BEGIN EXERCISE INPUT

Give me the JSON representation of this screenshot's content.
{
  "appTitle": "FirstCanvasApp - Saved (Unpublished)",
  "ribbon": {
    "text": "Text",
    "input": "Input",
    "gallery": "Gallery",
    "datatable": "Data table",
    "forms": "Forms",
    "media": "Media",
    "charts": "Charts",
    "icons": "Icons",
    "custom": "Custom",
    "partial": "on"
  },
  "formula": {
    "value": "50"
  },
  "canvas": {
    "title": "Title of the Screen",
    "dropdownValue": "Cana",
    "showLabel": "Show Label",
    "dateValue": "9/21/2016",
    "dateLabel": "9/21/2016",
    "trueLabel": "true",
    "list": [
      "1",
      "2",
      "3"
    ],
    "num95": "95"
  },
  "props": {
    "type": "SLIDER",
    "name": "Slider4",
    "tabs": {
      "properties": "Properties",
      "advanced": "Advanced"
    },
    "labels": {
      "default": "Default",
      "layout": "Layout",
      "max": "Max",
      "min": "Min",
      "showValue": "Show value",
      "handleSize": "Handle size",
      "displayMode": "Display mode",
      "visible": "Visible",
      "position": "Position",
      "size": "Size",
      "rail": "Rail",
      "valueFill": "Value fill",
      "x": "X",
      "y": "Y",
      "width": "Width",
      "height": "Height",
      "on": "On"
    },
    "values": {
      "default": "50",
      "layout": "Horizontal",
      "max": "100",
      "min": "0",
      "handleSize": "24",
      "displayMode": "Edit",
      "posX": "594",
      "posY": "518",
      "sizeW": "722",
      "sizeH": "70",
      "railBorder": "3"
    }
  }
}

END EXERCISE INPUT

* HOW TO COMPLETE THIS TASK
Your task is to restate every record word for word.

* TASK OUTPUT
Give me the JSON representation of this screenshot's content.
{
  "appTitle": "FirstCanvasApp - Saved (Unpublished)",
  "ribbon": {
    "text": "Text",
    "input": "Input",
    "gallery": "Gallery",
    "datatable": "Data table",
    "forms": "Forms",
    "media": "Media",
    "charts": "Charts",
    "icons": "Icons",
    "custom": "Custom",
    "partial": "on"
  },
  "formula": {
    "value": "50"
  },
  "canvas": {
    "title": "Title of the Screen",
    "dropdownValue": "Cana",
    "showLabel": "Show Label",
    "dateValue": "9/21/2016",
    "dateLabel": "9/21/2016",
    "trueLabel": "true",
    "list": [
      "1",
      "2",
      "3"
    ],
    "num95": "95"
  },
  "props": {
    "type": "SLIDER",
    "name": "Slider4",
    "tabs": {
      "properties": "Properties",
      "advanced": "Advanced"
    },
    "labels": {
      "default": "Default",
      "layout": "Layout",
      "max": "Max",
      "min": "Min",
      "showValue": "Show value",
      "handleSize": "Handle size",
      "displayMode": "Display mode",
      "visible": "Visible",
      "position": "Position",
      "size": "Size",
      "rail": "Rail",
      "valueFill": "Value fill",
      "x": "X",
      "y": "Y",
      "width": "Width",
      "height": "Height",
      "on": "On"
    },
    "values": {
      "default": "50",
      "layout": "Horizontal",
      "max": "100",
      "min": "0",
      "handleSize": "24",
      "displayMode": "Edit",
      "posX": "594",
      "posY": "518",
      "sizeW": "722",
      "sizeH": "70",
      "railBorder": "3"
    }
  }
}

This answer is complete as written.